Couscous or kuskus is a dish of semolina traditionally served with a meat or vegetable stew spooned over it.
Couscous is a staple food throughout Algeria, Morocco, Tunisia, and Libya.
Couscous or kuskus or also called Berber Seksu in Arabic n called maftoul in Jordan, Lebanon and the Palestinian territories.
This is a food from the Maghreb of Berber origin.
It consists of spherical granules made by rolling and shaping moistened semolina wheat and then coating them with finelyground wheat flour. The finished grains are about 1 mm in diameter before cooking. Traditional couscous requires considerable preparation time and is usually steamed.
In many places, a more processed quick cook couscous is available and is particularly valued for its short preparation time.
The semolina is sprinkled with water and rolled with the hands to form small pellets, sprinkled with dry flour to keep them separate, and then sieved.
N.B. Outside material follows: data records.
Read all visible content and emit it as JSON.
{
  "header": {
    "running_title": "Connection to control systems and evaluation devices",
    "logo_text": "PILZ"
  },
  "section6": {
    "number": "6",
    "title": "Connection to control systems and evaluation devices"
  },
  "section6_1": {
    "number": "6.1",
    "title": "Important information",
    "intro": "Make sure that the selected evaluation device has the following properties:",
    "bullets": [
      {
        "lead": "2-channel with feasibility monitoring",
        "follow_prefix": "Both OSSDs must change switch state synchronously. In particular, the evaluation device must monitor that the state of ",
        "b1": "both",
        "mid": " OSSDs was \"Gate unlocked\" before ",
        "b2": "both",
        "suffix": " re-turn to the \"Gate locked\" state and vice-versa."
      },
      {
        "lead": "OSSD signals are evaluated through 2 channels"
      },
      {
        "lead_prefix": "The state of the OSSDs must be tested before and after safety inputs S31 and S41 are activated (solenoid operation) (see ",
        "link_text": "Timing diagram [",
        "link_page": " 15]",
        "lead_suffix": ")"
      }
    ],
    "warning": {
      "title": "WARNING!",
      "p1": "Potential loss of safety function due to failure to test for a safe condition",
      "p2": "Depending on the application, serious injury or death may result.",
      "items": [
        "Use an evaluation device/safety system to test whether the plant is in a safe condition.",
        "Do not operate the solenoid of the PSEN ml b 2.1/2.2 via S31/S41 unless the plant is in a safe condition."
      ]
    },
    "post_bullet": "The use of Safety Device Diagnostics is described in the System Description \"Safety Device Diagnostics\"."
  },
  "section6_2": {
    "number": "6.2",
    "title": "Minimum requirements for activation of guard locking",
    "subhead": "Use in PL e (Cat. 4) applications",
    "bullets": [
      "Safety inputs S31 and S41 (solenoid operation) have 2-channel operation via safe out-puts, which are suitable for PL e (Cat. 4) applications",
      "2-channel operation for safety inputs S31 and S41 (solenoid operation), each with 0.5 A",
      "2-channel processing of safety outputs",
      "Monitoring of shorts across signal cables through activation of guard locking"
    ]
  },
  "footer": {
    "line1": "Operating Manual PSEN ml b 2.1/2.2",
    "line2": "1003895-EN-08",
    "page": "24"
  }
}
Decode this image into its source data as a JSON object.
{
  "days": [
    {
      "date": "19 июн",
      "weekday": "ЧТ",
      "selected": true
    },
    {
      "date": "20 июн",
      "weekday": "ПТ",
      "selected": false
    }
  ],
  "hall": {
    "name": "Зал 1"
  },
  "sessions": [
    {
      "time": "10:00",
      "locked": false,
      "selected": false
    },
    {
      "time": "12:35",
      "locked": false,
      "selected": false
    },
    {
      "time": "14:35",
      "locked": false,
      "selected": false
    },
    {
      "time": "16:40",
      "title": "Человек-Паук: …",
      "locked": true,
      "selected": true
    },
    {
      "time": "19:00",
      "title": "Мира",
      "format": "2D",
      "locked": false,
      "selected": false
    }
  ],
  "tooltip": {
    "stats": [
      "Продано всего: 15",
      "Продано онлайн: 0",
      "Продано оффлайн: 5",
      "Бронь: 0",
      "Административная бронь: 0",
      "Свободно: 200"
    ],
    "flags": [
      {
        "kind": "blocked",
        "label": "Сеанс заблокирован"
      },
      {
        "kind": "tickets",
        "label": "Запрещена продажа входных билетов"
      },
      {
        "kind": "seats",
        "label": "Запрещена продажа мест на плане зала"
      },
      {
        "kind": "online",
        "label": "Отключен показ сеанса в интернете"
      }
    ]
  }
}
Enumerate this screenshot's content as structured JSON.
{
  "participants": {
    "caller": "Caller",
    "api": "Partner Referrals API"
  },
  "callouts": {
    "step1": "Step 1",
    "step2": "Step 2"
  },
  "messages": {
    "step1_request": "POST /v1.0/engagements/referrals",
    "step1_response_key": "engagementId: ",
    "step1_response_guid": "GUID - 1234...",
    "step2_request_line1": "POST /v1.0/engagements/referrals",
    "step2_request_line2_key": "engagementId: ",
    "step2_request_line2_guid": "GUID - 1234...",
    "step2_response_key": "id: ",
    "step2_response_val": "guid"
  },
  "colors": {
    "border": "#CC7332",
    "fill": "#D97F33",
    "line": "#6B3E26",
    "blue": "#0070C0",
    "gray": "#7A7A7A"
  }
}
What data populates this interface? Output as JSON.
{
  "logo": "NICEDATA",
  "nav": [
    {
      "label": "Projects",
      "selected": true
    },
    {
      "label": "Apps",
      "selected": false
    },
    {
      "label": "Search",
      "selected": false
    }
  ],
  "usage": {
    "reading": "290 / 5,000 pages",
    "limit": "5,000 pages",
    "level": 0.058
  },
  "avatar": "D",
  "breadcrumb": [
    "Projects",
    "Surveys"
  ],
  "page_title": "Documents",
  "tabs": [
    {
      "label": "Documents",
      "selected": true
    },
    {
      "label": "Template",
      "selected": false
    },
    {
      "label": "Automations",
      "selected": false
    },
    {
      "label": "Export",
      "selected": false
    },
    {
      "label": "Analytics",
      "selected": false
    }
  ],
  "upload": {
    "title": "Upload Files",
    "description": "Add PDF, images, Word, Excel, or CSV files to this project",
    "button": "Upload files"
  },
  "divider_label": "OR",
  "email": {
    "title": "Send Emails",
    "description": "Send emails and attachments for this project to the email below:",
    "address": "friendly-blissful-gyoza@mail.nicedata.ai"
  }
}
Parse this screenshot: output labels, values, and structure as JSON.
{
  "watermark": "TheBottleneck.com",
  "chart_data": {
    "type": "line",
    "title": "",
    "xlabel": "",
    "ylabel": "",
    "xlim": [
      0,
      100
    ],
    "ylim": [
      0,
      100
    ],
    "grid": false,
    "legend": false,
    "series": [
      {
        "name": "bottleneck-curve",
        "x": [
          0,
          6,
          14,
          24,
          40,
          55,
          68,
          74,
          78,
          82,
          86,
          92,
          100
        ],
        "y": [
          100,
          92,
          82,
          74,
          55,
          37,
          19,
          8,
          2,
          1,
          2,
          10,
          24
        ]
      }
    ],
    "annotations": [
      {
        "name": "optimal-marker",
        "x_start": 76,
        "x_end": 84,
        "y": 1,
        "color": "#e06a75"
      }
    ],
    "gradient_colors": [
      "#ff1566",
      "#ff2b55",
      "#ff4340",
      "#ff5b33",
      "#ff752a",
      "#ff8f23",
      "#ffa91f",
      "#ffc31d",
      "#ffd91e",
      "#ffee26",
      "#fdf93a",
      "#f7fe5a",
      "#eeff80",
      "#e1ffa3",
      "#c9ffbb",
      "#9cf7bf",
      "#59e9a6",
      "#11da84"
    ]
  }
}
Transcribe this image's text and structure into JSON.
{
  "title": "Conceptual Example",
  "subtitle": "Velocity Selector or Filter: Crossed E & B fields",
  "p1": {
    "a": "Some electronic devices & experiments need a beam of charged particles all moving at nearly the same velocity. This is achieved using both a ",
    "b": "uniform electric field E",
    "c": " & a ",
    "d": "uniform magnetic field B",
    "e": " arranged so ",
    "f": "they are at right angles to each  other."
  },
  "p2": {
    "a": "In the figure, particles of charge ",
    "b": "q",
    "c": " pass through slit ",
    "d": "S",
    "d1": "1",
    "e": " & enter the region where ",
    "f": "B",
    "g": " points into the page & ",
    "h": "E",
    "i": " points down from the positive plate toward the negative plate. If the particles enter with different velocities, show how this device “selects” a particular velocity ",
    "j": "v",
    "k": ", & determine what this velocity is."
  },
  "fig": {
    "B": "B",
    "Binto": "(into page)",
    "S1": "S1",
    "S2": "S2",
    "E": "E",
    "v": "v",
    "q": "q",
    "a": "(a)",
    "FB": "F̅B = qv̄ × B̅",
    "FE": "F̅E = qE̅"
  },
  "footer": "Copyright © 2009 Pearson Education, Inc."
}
Any pellets which are too small to be finished granules of couscous and fall through the sieve will be again rolled and sprinkled with dry semolina and rolled into pellets. This process continues until all the semolina has been formed into tiny granules of couscous.
The instant couscous that is sold in most Western supermarkets has been pre steamed and dried.
The couscous swells and within a few minutes it is ready to fluff with a fork and serve.
Pre steamed couscous takes less time to prepare than regular couscous, most dried pasta, or dried grains (such as rice).
In Algeria, Morocco, Tunisia, and Libya couscous is generally served with vegetables like carrots, potatoes, turnips, etc n cooked in a spicy or mild broth or stew, and some meat generally, chicken, lamb or mutton.